A guiding principle from the Truth and Reconciliation Commission of Canada process states why this change is happening. Reconciliation requires constructive action on addressing the ongoing legacies of colonialism that have had destructive impacts on Aboriginal peoples’ education, cultures and languages, health, child welfare, the administration of justice, and economic opportunities and prosperity (2015, p. 3). We all have a role to play. Discussion Guide for "These Are My Words" by Ruby Slipperjack. Prairie Indigenous Ebook Collection – Edmonton Public Library. Traditional Indigenous Knowledge, Science Resources for Teachers, Cree Literacy Network.
Thanks to #CreeSimonSays on Facebook for inspiring this conversation, and thanks to the teachers who contributed with their favourite resources.

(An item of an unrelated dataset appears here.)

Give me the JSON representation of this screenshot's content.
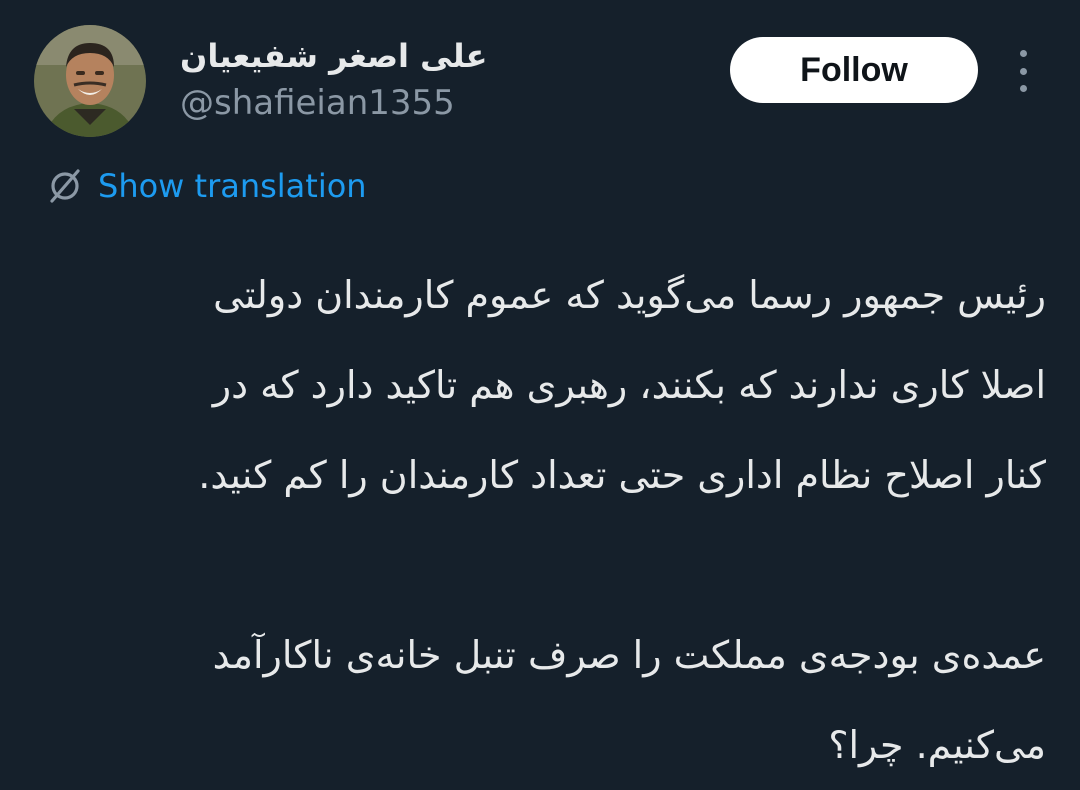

I was intrigued with some of the additional titles a quick Google search turned up. I can’t speak to the quality of all of them, but they look awfully promising. I hope it goes without saying that additions to this list are welcome at any time! Some more general ideas contributed to the thread: PUBLICATION 61460 FNESC Authentic Resources Guide 2016 08 26. Little Bear's Day - pdf ebook. Deepening Knowledge: Aboriginal Peoples Curriculum Database. Many Nations Resources - Indigenous Storybooks. Audio Legends Project - This CBC site documents First Nations and Inuit stories from coast to coast.
Please note: access to the audio files requires Flash. Reading Power & Indigenous books. Native Education Resource List. Draft list of Indigenous books for Vancouver School Board - Publisher: Indigenous Story Studio. The Stories/Movies - Math Catcher. In Small Number and the Old Canoe, mathematics is present throughout the story with the hope that this experience will make at least some members of our young audience, with the moderator’s help, recognize more mathematics around them in their everyday lives.
Using terms like smooth, shape, oval, and surface, and mathematical phraseology like It must be at least a hundred years old, the artist skillfully presents reflection (symmetry) of trees in water, and so on. The idea behind this approach is to give the moderator a few openings to introduce or emphasize various mathematical objects, concepts and terminology. The short film is a little math suspense story and our question is related only to one part of it. The aim of the question is to lead to an introduction at an intuitive level of the concept of a function and the essence of the principle of inclusion-exclusion as a counting technique.
Sample Lesson Plans. These sample lesson plans support Education for Reconciliation through the inclusion of First Nations, Métis, and Inuit perspectives; treaty education; and residential schools’ experiences, with learning outcomes identified in the current Alberta programs of study.
Each sample lesson plan includes content(s) or context(s) related to one or more of the following aspects of Education for Reconciliation: Nuttah & Kitchi.pdf.